> **Task instructions**
Give back the full listing verbatim, apart from its images.

> **Supplied material**
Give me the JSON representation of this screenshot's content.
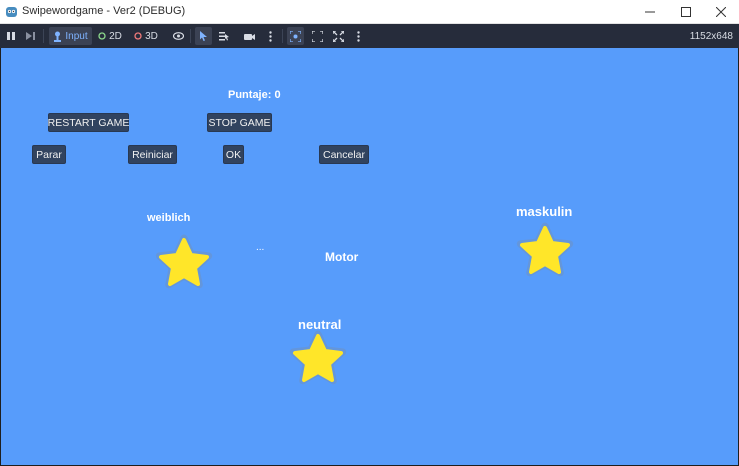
{
  "window": {
    "title": "Swipewordgame - Ver2 (DEBUG)"
  },
  "toolbar": {
    "input_label": "Input",
    "mode_2d_label": "2D",
    "mode_3d_label": "3D",
    "resolution": "1152x648"
  },
  "game": {
    "score_text": "Puntaje: 0",
    "buttons": {
      "restart": "RESTART GAME",
      "stop": "STOP GAME",
      "parar": "Parar",
      "reiniciar": "Reiniciar",
      "ok": "OK",
      "cancelar": "Cancelar"
    },
    "categories": {
      "feminine": "weiblich",
      "masculine": "maskulin",
      "neuter": "neutral"
    },
    "current_word": "Motor",
    "ellipsis": "..."
  },
  "colors": {
    "background": "#579cfb",
    "star": "#ffe629",
    "button": "#31435f",
    "toolbar": "#262c3b"
  }
}
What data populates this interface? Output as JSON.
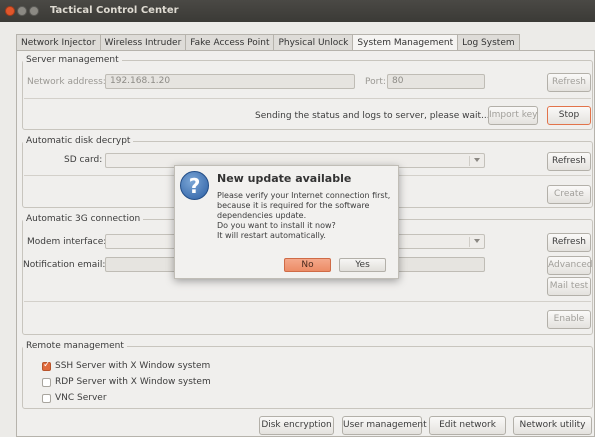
{
  "window": {
    "title": "Tactical Control Center"
  },
  "tabs": [
    "Network Injector",
    "Wireless Intruder",
    "Fake Access Point",
    "Physical Unlock",
    "System Management",
    "Log System"
  ],
  "active_tab": "System Management",
  "server": {
    "legend": "Server management",
    "address_label": "Network address:",
    "address_value": "192.168.1.20",
    "port_label": "Port:",
    "port_value": "80",
    "refresh": "Refresh",
    "status": "Sending the status and logs to server, please wait...",
    "import_key": "Import key",
    "stop": "Stop"
  },
  "disk": {
    "legend": "Automatic disk decrypt",
    "sd_label": "SD card:",
    "refresh": "Refresh",
    "create": "Create"
  },
  "g3": {
    "legend": "Automatic 3G connection",
    "modem_label": "Modem interface:",
    "email_label": "Notification email:",
    "refresh": "Refresh",
    "advanced": "Advanced",
    "mail_test": "Mail test",
    "enable": "Enable"
  },
  "remote": {
    "legend": "Remote management",
    "options": [
      {
        "label": "SSH Server with X Window system",
        "checked": true
      },
      {
        "label": "RDP Server with X Window system",
        "checked": false
      },
      {
        "label": "VNC Server",
        "checked": false
      }
    ]
  },
  "bottom_buttons": [
    "Disk encryption",
    "User management",
    "Edit network",
    "Network utility"
  ],
  "dialog": {
    "title": "New update available",
    "lines": [
      "Please verify your Internet connection first,",
      "because it is required for the software",
      "dependencies update.",
      "Do you want to install it now?",
      "It will restart automatically."
    ],
    "no": "No",
    "yes": "Yes",
    "icon": "question-icon"
  },
  "colors": {
    "accent": "#e06a3c",
    "titlebar": "#3b3a36"
  }
}
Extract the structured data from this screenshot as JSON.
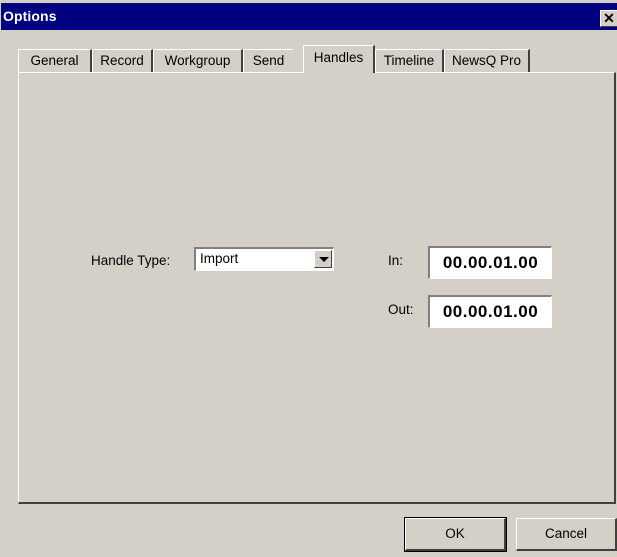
{
  "window": {
    "title": "Options",
    "close_glyph": "✕"
  },
  "tabs": [
    {
      "label": "General"
    },
    {
      "label": "Record"
    },
    {
      "label": "Workgroup"
    },
    {
      "label": "Send"
    },
    {
      "label": "Handles",
      "active": true
    },
    {
      "label": "Timeline"
    },
    {
      "label": "NewsQ Pro"
    }
  ],
  "handles": {
    "handle_type_label": "Handle Type:",
    "handle_type_value": "Import",
    "in_label": "In:",
    "in_value": "00.00.01.00",
    "out_label": "Out:",
    "out_value": "00.00.01.00"
  },
  "buttons": {
    "ok": "OK",
    "cancel": "Cancel"
  },
  "icons": {
    "close": "close-icon",
    "dropdown": "chevron-down-icon"
  }
}
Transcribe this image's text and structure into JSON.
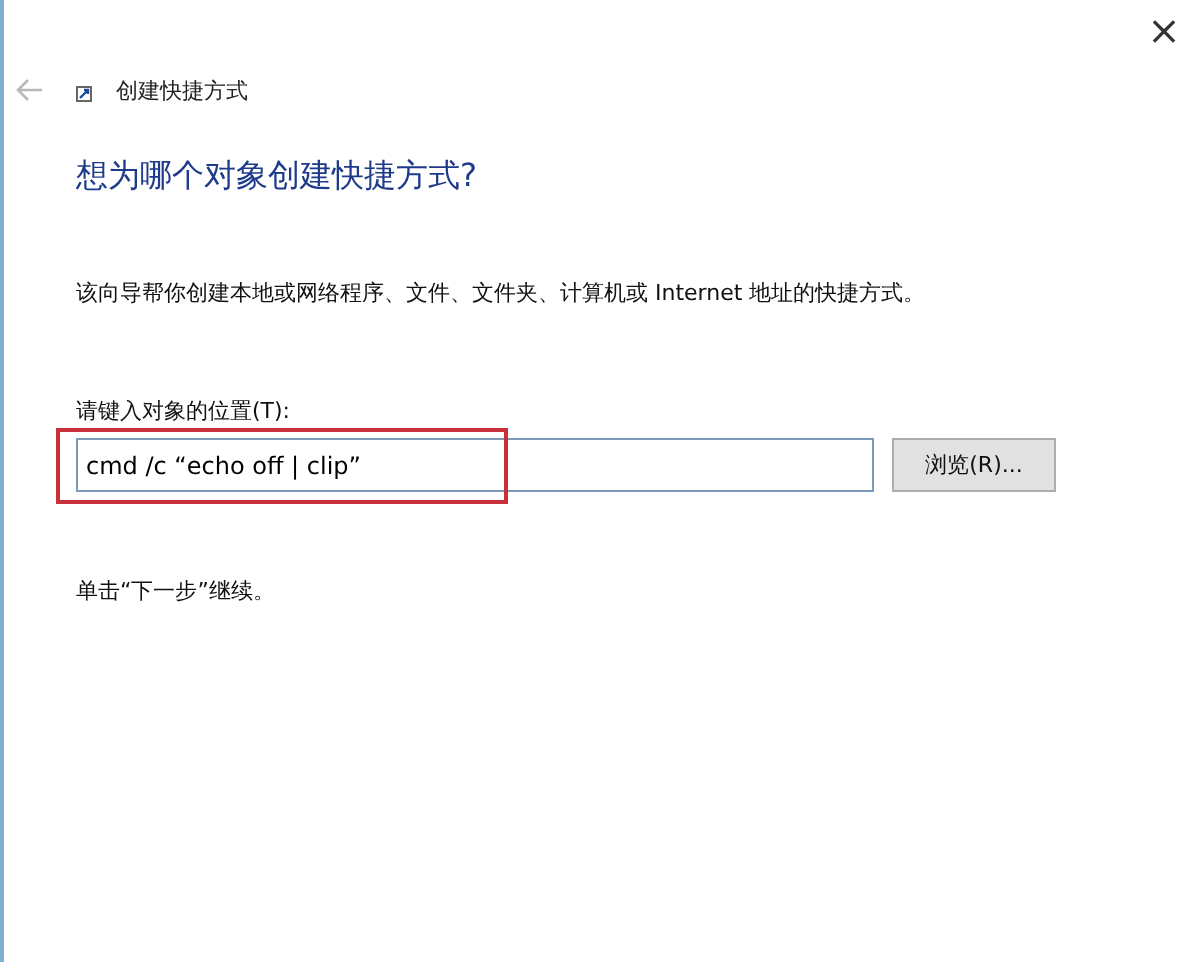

> **Answer for the task**
Give me the JSON representation of this screenshot's content.
{
  "window": {
    "title": "Swipewordgame - Ver2 (DEBUG)"
  },
  "toolbar": {
    "input_label": "Input",
    "mode_2d_label": "2D",
    "mode_3d_label": "3D",
    "resolution": "1152x648"
  },
  "game": {
    "score_text": "Puntaje: 0",
    "buttons": {
      "restart": "RESTART GAME",
      "stop": "STOP GAME",
      "parar": "Parar",
      "reiniciar": "Reiniciar",
      "ok": "OK",
      "cancelar": "Cancelar"
    },
    "categories": {
      "feminine": "weiblich",
      "masculine": "maskulin",
      "neuter": "neutral"
    },
    "current_word": "Motor",
    "ellipsis": "..."
  },
  "colors": {
    "background": "#579cfb",
    "star": "#ffe629",
    "button": "#31435f",
    "toolbar": "#262c3b"
  }
}
What data populates this interface? Output as JSON.
{
  "window": {
    "title": "Tactical Control Center"
  },
  "tabs": [
    "Network Injector",
    "Wireless Intruder",
    "Fake Access Point",
    "Physical Unlock",
    "System Management",
    "Log System"
  ],
  "active_tab": "System Management",
  "server": {
    "legend": "Server management",
    "address_label": "Network address:",
    "address_value": "192.168.1.20",
    "port_label": "Port:",
    "port_value": "80",
    "refresh": "Refresh",
    "status": "Sending the status and logs to server, please wait...",
    "import_key": "Import key",
    "stop": "Stop"
  },
  "disk": {
    "legend": "Automatic disk decrypt",
    "sd_label": "SD card:",
    "refresh": "Refresh",
    "create": "Create"
  },
  "g3": {
    "legend": "Automatic 3G connection",
    "modem_label": "Modem interface:",
    "email_label": "Notification email:",
    "refresh": "Refresh",
    "advanced": "Advanced",
    "mail_test": "Mail test",
    "enable": "Enable"
  },
  "remote": {
    "legend": "Remote management",
    "options": [
      {
        "label": "SSH Server with X Window system",
        "checked": true
      },
      {
        "label": "RDP Server with X Window system",
        "checked": false
      },
      {
        "label": "VNC Server",
        "checked": false
      }
    ]
  },
  "bottom_buttons": [
    "Disk encryption",
    "User management",
    "Edit network",
    "Network utility"
  ],
  "dialog": {
    "title": "New update available",
    "lines": [
      "Please verify your Internet connection first,",
      "because it is required for the software",
      "dependencies update.",
      "Do you want to install it now?",
      "It will restart automatically."
    ],
    "no": "No",
    "yes": "Yes",
    "icon": "question-icon"
  },
  "colors": {
    "accent": "#e06a3c",
    "titlebar": "#3b3a36"
  }
}
Extract the structured data from this screenshot as JSON.
{
  "window": {
    "title": "Options",
    "close_glyph": "✕"
  },
  "tabs": [
    {
      "label": "General"
    },
    {
      "label": "Record"
    },
    {
      "label": "Workgroup"
    },
    {
      "label": "Send"
    },
    {
      "label": "Handles",
      "active": true
    },
    {
      "label": "Timeline"
    },
    {
      "label": "NewsQ Pro"
    }
  ],
  "handles": {
    "handle_type_label": "Handle Type:",
    "handle_type_value": "Import",
    "in_label": "In:",
    "in_value": "00.00.01.00",
    "out_label": "Out:",
    "out_value": "00.00.01.00"
  },
  "buttons": {
    "ok": "OK",
    "cancel": "Cancel"
  },
  "icons": {
    "close": "close-icon",
    "dropdown": "chevron-down-icon"
  }
}
Transcribe this image's text and structure into JSON.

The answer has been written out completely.